*** Begin section ***
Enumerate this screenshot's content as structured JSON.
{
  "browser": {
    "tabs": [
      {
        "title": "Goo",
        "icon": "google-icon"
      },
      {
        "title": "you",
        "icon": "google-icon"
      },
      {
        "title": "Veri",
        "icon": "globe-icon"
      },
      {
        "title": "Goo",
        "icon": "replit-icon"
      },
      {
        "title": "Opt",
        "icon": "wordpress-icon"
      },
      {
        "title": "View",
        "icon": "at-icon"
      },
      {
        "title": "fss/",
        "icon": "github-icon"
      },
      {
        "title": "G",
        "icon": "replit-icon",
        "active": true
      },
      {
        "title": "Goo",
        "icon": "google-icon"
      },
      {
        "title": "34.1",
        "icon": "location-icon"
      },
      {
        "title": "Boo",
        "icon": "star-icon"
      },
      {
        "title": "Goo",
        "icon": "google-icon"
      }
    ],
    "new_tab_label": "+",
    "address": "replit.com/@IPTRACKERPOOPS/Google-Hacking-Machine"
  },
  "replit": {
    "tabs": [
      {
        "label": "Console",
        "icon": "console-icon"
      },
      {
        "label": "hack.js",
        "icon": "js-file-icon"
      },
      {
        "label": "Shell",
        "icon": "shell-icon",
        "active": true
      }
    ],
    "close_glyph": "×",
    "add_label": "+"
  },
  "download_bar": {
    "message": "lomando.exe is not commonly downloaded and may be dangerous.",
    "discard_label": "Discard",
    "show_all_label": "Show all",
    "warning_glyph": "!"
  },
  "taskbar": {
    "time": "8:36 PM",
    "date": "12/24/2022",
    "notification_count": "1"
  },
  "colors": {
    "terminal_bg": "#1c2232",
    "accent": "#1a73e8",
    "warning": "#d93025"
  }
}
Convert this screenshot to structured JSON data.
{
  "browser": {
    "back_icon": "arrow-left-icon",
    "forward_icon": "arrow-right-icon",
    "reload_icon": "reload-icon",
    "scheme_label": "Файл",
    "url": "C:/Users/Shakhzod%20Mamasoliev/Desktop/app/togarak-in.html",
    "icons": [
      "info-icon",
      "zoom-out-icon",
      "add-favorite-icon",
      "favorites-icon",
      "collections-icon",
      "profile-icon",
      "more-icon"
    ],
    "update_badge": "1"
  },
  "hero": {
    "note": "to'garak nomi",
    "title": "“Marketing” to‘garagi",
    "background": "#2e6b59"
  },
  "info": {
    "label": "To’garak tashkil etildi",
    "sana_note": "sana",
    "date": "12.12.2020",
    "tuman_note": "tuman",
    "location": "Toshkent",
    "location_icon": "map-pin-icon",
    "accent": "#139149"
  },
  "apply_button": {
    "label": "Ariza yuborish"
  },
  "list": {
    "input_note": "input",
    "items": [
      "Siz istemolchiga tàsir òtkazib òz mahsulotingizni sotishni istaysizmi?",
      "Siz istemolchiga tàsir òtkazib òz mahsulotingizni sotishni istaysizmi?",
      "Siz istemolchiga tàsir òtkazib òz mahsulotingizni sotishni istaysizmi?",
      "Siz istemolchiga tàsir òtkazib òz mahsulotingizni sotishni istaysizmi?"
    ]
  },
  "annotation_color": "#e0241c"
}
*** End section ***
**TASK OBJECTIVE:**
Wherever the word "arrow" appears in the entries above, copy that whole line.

**FINISHED TASK:**
    "back_icon": "arrow-left-icon",
    "forward_icon": "arrow-right-icon",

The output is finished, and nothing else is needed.